Monday, April 4, 2011

Sunday, April 3, 2011

Tropical at Home Cliff

I headed out to Home Cliff today in the early afternoon. I figured that someone had to be there given the beautiful weather and sure enough I ran into MC, Bojan and Phil. They had been there awhile but were kind enough to lend a belay so I could lead Piton Highway and also run a lap of Peggy on TR. With the sun shining down it felt tropical compared to yesterday at Calabogie.

Piton Highway, as always, felt a bit tricky. Still, it was enjoyable as I took my time to figure out the moves again. Despite its moderate grade of 5.7 it is not a climb to be rushed.

Saturday, April 2, 2011

Calabogie, low key

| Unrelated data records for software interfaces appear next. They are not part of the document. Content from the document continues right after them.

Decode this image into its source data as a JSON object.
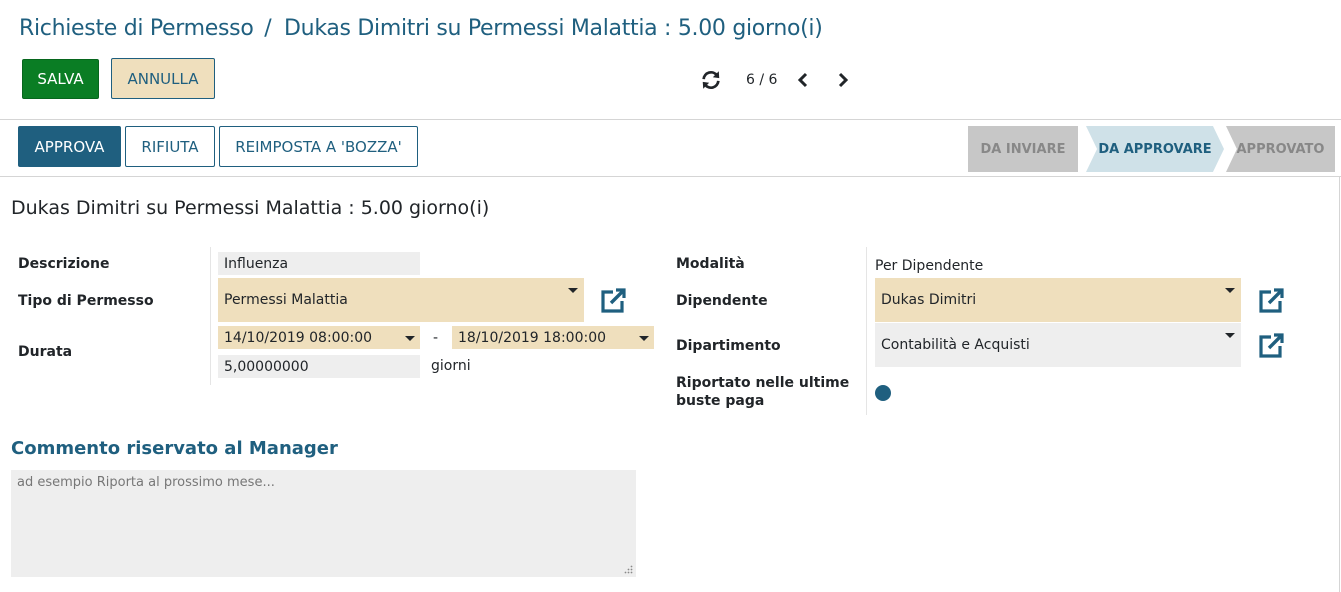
{
  "breadcrumb": {
    "parent": "Richieste di Permesso",
    "separator": "/",
    "current": "Dukas Dimitri su Permessi Malattia : 5.00 giorno(i)"
  },
  "control_panel": {
    "save_label": "SALVA",
    "discard_label": "ANNULLA",
    "pager_value": "6 / 6"
  },
  "statusbar": {
    "buttons": {
      "approve": "APPROVA",
      "refuse": "RIFIUTA",
      "reset_draft": "REIMPOSTA A 'BOZZA'"
    },
    "stages": [
      {
        "label": "DA INVIARE",
        "active": false
      },
      {
        "label": "DA APPROVARE",
        "active": true
      },
      {
        "label": "APPROVATO",
        "active": false
      }
    ]
  },
  "record": {
    "title": "Dukas Dimitri su Permessi Malattia : 5.00 giorno(i)",
    "left": {
      "description_label": "Descrizione",
      "description_value": "Influenza",
      "leave_type_label": "Tipo di Permesso",
      "leave_type_value": "Permessi Malattia",
      "duration_label": "Durata",
      "date_from": "14/10/2019 08:00:00",
      "date_separator": "-",
      "date_to": "18/10/2019 18:00:00",
      "days_value": "5,00000000",
      "days_unit": "giorni"
    },
    "right": {
      "mode_label": "Modalità",
      "mode_value": "Per Dipendente",
      "employee_label": "Dipendente",
      "employee_value": "Dukas Dimitri",
      "department_label": "Dipartimento",
      "department_value": "Contabilità e Acquisti",
      "payslip_label": "Riportato nelle ultime buste paga",
      "payslip_value": false
    }
  },
  "manager_note": {
    "title": "Commento riservato al Manager",
    "placeholder": "ad esempio Riporta al prossimo mese..."
  },
  "colors": {
    "primary": "#1f5f7f",
    "save_green": "#0a7d24",
    "required_bg": "#efdfbd",
    "readonly_bg": "#eeeeee",
    "active_stage_bg": "#cfe1e8",
    "inactive_stage_bg": "#c7c7c7"
  },
  "icons": {
    "refresh": "refresh-icon",
    "prev": "chevron-left-icon",
    "next": "chevron-right-icon",
    "external_link": "external-link-icon"
  }
}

I had a low key day out at Calabogie with Jeff, Victoria, Kyla and Matt. We approach from the top since I figured the bottom would be too wet. Although this turned out to be false. So after wondering around longer then I would have liked (i.e. I lead us too far) we rapped down and found the climbs. I mostly climbed the same old stuff but I lead flakely flake 5.4 before we left. A fun onsight. Just be aware of the microwave sized death block about three quarters of the way up.